Skip to main content
USGS - science for a changing world

Arthur C. Tarr

thumbnail
The torrential rains that accompanied Hurricane Mitch in October and November of 1998 triggered thousands of landslides in the moderate to steep terrain bordering the Motagua and Polochic Rivers in eastern Guatemala. Using aerial photographs taken between January and March 2000 we mapped all visible landslides larger than about 15 m in minimum dimension in a study area of 10,000 km2 encompassing twenty 1:50,000-scale topographic map quadrangles. Rainfall from Hurricane Mitch was exceptional because it was geographically widespread, prolonged over a period of about a week, moderate to heavy in intensity, and occurred at the end of the rainy season when the ground already had a high moisture content. As documented...
Categories: Publication; Types: Citation; Tags: Open-File Report
thumbnail
This map illustrates more than one century of global seismicity in the context of global plate tectonics and the Earth's physiography. Primarily designed for use by earth scientists and engineers interested in earthquake hazards of the 20th and early 21st centuries, this map provides a comprehensive overview of strong earthquakes since 1900. The map clearly identifies the location of the 'great' earthquakes (M8.0 and larger) and the rupture area, if known, of the M8.3 or larger earthquakes. The earthquake symbols are scaled proportional to the moment magnitude and therefore to the area of faulting, thus providing a better understanding of the relative sizes and distribution of earthquakes in the magnitude range...

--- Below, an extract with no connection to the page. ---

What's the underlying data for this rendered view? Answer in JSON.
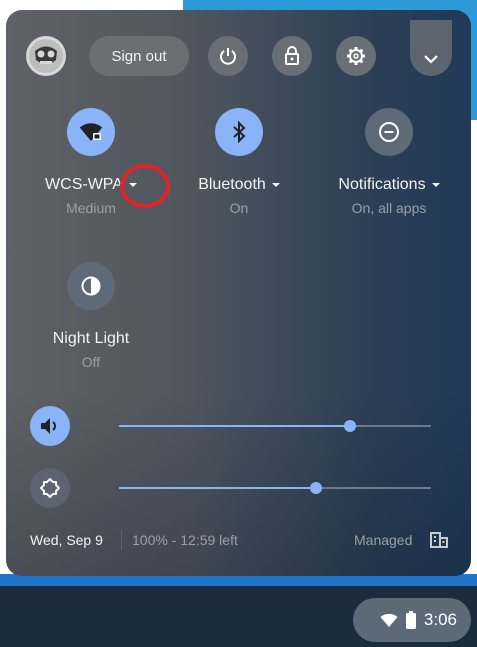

thumbnail
This map shows details of Japan and vicinity not visible in an earlier publication, U.S. Geological Survey Scientific Investigations Map 3064. Japan and its island possessions lie across four major tectonic plates: Pacific plate, North America plate; Eurasia plate; and Philippine Sea plate. The Pacific plate is subducted into the mantle, beneath Hokkaido and northern Honshu, along the eastern margin of the Okhotsk microplate, a proposed subdivision of the North America plate (Bird, 2003). Farther south, the pacific plate is subducted beneath volcanic islands along the eastern margin of the Philippine Sea plate. This 2,200 km-long zone of subduction of the Pacific plate is responsible for the creation of the deep...
Categories: Publication; Types: Citation; Tags: Open-File Report
View more...
ScienceBase brings together the best information it can find about USGS researchers and offices to show connections to publications, projects, and data. We are still working to improve this process and information is by no means complete. If you don't see everything you know is associated with you, a colleague, or your office, please be patient while we work to connect the dots. Feel free to contact sciencebase@usgs.gov.